I don’t know about you, but that’s the last thing most people will say to me after I have offered advice, provided mentoring, made a referral, etc… It’s kind, but (to me) it has always felt misplaced (and, at worst, made me feel kind of dirty). Life is not quid pro quo. When I do something (anything), there is nothing expected in return (seriously… I mean it). Over coffee the other day, a peer was asking me about my networking and business development strategy, and how I work my “long game.” My “long game”… what’s that? They went on to explain: “you never ask anybody for anything… or you rarely do… you are generous with your time, experience and advice and – above all else – you have built a strong network of people over the years that you open up to others.”
Doesn’t everybody do this? Apparently, not.
Simon Sinek (he of Start With Why fame, and the one with over 40 million views for his How Great Leaders Inspire Action Ted Talk) has a new book coming out at the end of the year, and it’s called, The Infinite Game. Here’s a brief description of the book:

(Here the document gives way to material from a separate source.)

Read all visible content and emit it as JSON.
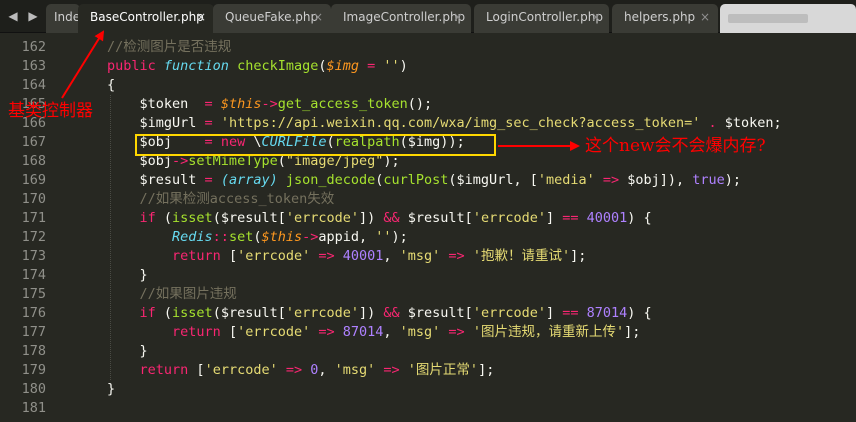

“In finite games, like football or chess, the players are known, the rules are fixed, and the endpoint is clear. The winners and losers are easily identified. In infinite games, like business or politics or life itself, the players come and go, the rules are changeable, and there is no defined endpoint. There are no winners or losers in an infinite game; there is only ahead and behind. The more I started to understand the difference between finite and infinite games, the more I began to see infinite games all around us. I started to see that many of the struggles that organizations face exist simply because their leaders were playing with a finite mindset in an infinite game. These organizations tend to lag behind in innovation, discretionary effort, morale and ultimately performance.”

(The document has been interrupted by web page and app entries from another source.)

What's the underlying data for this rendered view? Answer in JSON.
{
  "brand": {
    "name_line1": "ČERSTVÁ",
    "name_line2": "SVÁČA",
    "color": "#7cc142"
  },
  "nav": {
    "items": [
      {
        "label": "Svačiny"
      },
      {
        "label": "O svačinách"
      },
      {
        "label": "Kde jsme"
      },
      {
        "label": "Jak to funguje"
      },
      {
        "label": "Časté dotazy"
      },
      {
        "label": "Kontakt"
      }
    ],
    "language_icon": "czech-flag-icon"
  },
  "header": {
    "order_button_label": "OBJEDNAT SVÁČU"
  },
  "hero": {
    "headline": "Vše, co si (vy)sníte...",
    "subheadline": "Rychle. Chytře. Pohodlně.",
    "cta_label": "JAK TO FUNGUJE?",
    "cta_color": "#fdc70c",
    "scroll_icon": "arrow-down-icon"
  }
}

The infinite game or the long game?
They may be two peas in a pod, but “infinite game” aligns well with how I see business, success and achievement. If I “win” it does not mean that you lose. In fact, what’s best for me, is when every one of my peers “win” as well. While marketers love to create a sense of scarcity, success in business is much more of an abundance model. There’s enough to go around. Helping everyone else “win” does not only make business that much more enjoyable, it makes it more challenging, competitive and interesting. When someone else wins a client, it doesn’t not mean that there are no more clients left. When someone else is chosen to present at an event, it does not mean that other presenters may not be required, or you may be chosen to speak at their next/other event. Simon is right (in fact his book, Infinite Games, sounds like it’s based on another book called Finite And Infinite Games by James Carse… so they’re both right): business and success are infinite games… they are the long game. Don’t play it as a finite game with an eye towards what happened just today.

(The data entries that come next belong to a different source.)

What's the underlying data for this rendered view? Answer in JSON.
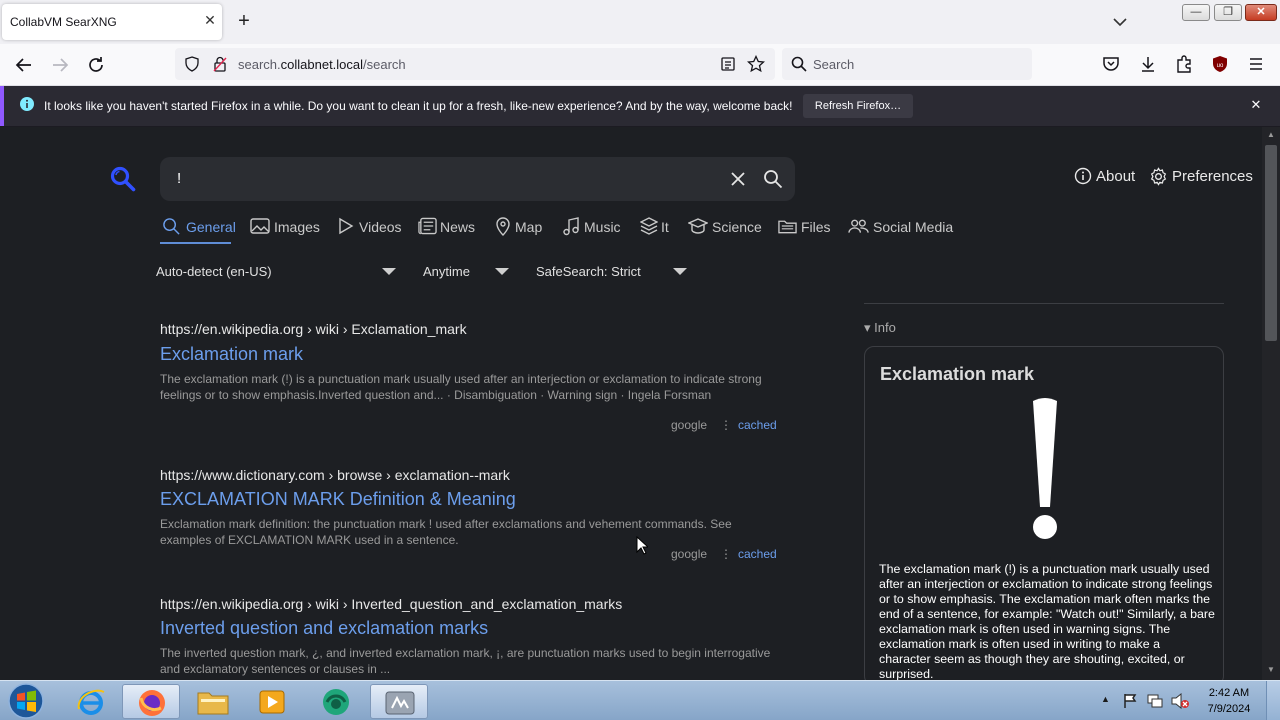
{
  "browser": {
    "tab_title": "CollabVM SearXNG",
    "tab_close": "✕",
    "new_tab": "+",
    "window": {
      "minimize": "—",
      "maximize": "❐",
      "close": "✕"
    },
    "url_host_prefix": "search.",
    "url_host": "collabnet.local",
    "url_path": "/search",
    "search_placeholder": "Search",
    "notification": {
      "text": "It looks like you haven't started Firefox in a while. Do you want to clean it up for a fresh, like-new experience? And by the way, welcome back!",
      "button": "Refresh Firefox…",
      "close": "✕"
    }
  },
  "searx": {
    "query": "!",
    "about": "About",
    "preferences": "Preferences",
    "categories": [
      {
        "label": "General",
        "icon": "search-icon",
        "active": true
      },
      {
        "label": "Images",
        "icon": "image-icon"
      },
      {
        "label": "Videos",
        "icon": "play-icon"
      },
      {
        "label": "News",
        "icon": "newspaper-icon"
      },
      {
        "label": "Map",
        "icon": "map-pin-icon"
      },
      {
        "label": "Music",
        "icon": "music-note-icon"
      },
      {
        "label": "It",
        "icon": "layers-icon"
      },
      {
        "label": "Science",
        "icon": "graduation-cap-icon"
      },
      {
        "label": "Files",
        "icon": "folder-icon"
      },
      {
        "label": "Social Media",
        "icon": "people-icon"
      }
    ],
    "filters": {
      "language": "Auto-detect (en-US)",
      "time": "Anytime",
      "safesearch": "SafeSearch: Strict"
    },
    "results": [
      {
        "url": "https://en.wikipedia.org",
        "path": " › wiki › Exclamation_mark",
        "title": "Exclamation mark",
        "snippet": "The exclamation mark (!) is a punctuation mark usually used after an interjection or exclamation to indicate strong feelings or to show emphasis.Inverted question and... · Disambiguation · Warning sign · Ingela Forsman",
        "engine": "google",
        "cached": "cached"
      },
      {
        "url": "https://www.dictionary.com",
        "path": " › browse › exclamation--mark",
        "title": "EXCLAMATION MARK Definition & Meaning",
        "snippet": "Exclamation mark definition: the punctuation mark ! used after exclamations and vehement commands. See examples of EXCLAMATION MARK used in a sentence.",
        "engine": "google",
        "cached": "cached"
      },
      {
        "url": "https://en.wikipedia.org",
        "path": " › wiki › Inverted_question_and_exclamation_marks",
        "title": "Inverted question and exclamation marks",
        "snippet": "The inverted question mark, ¿, and inverted exclamation mark, ¡, are punctuation marks used to begin interrogative and exclamatory sentences or clauses in ..."
      }
    ],
    "info": {
      "heading": "▾ Info",
      "title": "Exclamation mark",
      "glyph": "!",
      "body": "The exclamation mark (!) is a punctuation mark usually used after an interjection or exclamation to indicate strong feelings or to show emphasis. The exclamation mark often marks the end of a sentence, for example: \"Watch out!\" Similarly, a bare exclamation mark is often used in warning signs. The exclamation mark is often used in writing to make a character seem as though they are shouting, excited, or surprised."
    }
  },
  "taskbar": {
    "time": "2:42 AM",
    "date": "7/9/2024"
  }
}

What goes around comes around.
Normally, that saying is reserved for people who do something bad to someone else, and karma is going to circle back on them. That saying can (and should) be used in a positive light as well. If there is someone that you can introduce someone to (and it’s no harm, no foul), why not do it? If you’re not the right business fit for a client, why not point them in the direction of someone who can best serve them? If you can help out a local non-profit or charity without taking free promotion or recognition in return, why not help out? It seems obvious, but how many business leaders are truly living this? Life is long. Success will be measured by your network and not your net worth (thank you, Jeffrey Gitomer). Thinking about the future, instead of being focused on revenue today/tomorrow will always make your brand short-sighted. Short termism is real. What kind of business life do you really want? What kind of brand legacy are you truly building.
What game are you playing? I hope it’s the long game.